      • Harpsichord Sonata no.2, op.146, 1981
      • Song of David, op.148, org, 1981
      • Harpsichord Sonata no.3, op.149, 1981
      • Harpsichord Sonata no.4, op.151, 1982
      • Harpsichord Sonata no.5, op.152, 1982
      • Harpsichord Sonata no.6, op.154, 1982
      • Little Hpd Book, op.155, 1983
      • Harpsichord Sonata no.7, op.156, 1983
      • Harpsichord Sonata no.8, op.158, 1984
      • Serenade no.15, op.161, harpsichord, 1984
      • Give Peace, O God, chorale prelude, op.162, organ, 1985
      • Harpsichord Sonata no.9, op.163, 1985

Awards and honors[edit]

  • In honor of Persichetti's influence on American music, on May 19, 1984, he was awarded the University of Pennsylvania Glee Club Award of Merit.[9] Beginning in 1964, this award "established to bring a declaration of appreciation to an individual each year that has made a significant contribution to the world of music and helped to create a climate in which our talents may find valid expression."
  • Persichetti was an honorary brother of the Delta Eta chapter of Phi Mu Alpha Sinfonia at Youngstown State University. He was initiated into the fraternity on April 1, 1961.
  • Persichetti was an honorary brother of the Omicron chapter of Kappa Kappa Psi at West Virginia University. He was initiated into the fraternity on November 17, 1967.

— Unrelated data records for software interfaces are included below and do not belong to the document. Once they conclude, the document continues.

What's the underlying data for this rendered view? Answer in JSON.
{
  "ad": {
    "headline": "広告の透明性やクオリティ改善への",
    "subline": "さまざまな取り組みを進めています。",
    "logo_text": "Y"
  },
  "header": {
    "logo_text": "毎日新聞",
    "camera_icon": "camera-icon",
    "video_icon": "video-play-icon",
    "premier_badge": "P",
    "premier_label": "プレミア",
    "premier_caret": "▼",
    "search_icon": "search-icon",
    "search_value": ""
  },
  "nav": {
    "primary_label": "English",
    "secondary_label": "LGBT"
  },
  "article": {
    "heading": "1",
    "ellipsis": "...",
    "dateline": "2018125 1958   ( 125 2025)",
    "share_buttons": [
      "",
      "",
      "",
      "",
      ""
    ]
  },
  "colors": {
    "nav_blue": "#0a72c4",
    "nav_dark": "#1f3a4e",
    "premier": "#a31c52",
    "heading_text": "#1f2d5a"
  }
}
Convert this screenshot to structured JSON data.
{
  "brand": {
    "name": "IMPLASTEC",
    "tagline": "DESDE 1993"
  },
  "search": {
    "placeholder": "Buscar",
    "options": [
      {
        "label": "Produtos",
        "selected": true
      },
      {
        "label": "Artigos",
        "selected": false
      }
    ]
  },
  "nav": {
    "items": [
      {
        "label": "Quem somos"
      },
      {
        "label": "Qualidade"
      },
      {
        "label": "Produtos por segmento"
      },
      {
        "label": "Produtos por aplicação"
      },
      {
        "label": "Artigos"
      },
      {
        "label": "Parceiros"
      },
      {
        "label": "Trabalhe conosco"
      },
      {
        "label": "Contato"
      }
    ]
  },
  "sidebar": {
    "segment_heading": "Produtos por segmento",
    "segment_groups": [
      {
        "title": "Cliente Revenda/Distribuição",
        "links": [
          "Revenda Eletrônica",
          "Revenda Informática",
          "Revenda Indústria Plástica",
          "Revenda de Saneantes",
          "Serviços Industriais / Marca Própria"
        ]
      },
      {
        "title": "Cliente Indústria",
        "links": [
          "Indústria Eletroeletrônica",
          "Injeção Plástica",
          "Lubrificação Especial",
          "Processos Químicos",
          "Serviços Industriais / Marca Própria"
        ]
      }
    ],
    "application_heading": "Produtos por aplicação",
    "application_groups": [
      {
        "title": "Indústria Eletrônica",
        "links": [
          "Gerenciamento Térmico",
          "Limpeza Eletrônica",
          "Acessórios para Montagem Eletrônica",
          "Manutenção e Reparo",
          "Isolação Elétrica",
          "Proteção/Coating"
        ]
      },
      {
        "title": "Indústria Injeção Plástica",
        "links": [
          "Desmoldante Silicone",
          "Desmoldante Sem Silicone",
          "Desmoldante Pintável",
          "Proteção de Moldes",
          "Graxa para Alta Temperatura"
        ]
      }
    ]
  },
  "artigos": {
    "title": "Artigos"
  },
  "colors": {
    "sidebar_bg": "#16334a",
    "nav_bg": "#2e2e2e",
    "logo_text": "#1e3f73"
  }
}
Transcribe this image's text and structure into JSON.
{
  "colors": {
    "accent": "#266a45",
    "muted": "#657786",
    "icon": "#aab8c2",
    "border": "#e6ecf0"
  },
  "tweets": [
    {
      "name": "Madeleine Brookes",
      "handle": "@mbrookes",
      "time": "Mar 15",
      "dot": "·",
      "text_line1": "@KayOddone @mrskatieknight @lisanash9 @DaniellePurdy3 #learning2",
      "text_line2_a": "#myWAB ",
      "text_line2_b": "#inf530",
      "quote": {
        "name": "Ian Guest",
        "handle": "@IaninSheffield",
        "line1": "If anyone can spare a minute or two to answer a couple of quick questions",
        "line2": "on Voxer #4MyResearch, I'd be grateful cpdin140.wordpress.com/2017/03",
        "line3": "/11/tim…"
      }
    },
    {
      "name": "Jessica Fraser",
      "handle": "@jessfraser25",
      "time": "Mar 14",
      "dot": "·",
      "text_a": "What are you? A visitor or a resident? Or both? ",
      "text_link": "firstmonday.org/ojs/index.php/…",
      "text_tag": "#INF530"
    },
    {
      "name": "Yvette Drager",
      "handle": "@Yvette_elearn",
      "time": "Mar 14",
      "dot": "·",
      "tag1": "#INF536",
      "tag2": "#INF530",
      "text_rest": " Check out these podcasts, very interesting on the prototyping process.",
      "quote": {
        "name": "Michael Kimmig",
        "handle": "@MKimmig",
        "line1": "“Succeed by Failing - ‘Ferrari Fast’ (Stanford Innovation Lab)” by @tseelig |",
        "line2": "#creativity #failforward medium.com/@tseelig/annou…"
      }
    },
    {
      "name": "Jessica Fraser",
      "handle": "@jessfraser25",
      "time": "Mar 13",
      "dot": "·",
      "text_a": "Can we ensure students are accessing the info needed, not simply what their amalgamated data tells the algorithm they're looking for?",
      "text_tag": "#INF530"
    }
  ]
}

  1. ^ a b c d DeWald, Frank K. (December 2021). Persichetti: Organ Works (CD). American Classics. Naxos.
  2. ^ a b Battisti, Frank (April 2002). The Winds of Change (1st ed.). Galesville, Maryland: Meredith Music Publications. pp. 48–49. ISBN 978-0-634-04522-6.
  3. ^ Persichetti, Vincent; Shackelford, Rudy (1981). "Conversation with Vincent Persichetti". Perspectives of New Music. 20 (1/2): 104–133. doi:10.2307/942408. ISSN 0031-6016. JSTOR 942408.
  4. ^ Opfer, Stephen R. (1989). Persichetti's Divertimento for Band, Psalm for Band, Symphony No. 6: A conductor's analytical summation. Dissertation, California State University, Fullerton.
  5. ^ "Persichetti". Pennsylvania Center for the Book. Pennsylvania State University. Retrieved 28 September 2020. CC BY icon.svg Text was copied from this source, which is available under a Creative Commons Attribution 4.0 International License.
  6. ^ a b Digital Collections, The New York Public Library. "(sound recording) Interview with Vincent Persichetti, (1978)". The New York Public Library, Astor, Lenox, and Tilden Foundations. Retrieved September 22, 2020.
  7. ^ Chikinda, Michael (Winter 2018). "Lincoln, Persichetti and the 2nd Inauguration of Richard Nixon: a Study in Artistic Vision Versus Political Expediency" (PDF). Music & Politics. 12 (1).
  8. ^ The Tenth Anniversary of the International Contemporary Organ Music Festival (PDF) (Music Festival Program Notes). International Contemporary Organ Music Festival. 1980.
  9. ^ "The University of Pennsylvania Glee Club Award of Merit Recipients".

Further reading[edit]

External links[edit]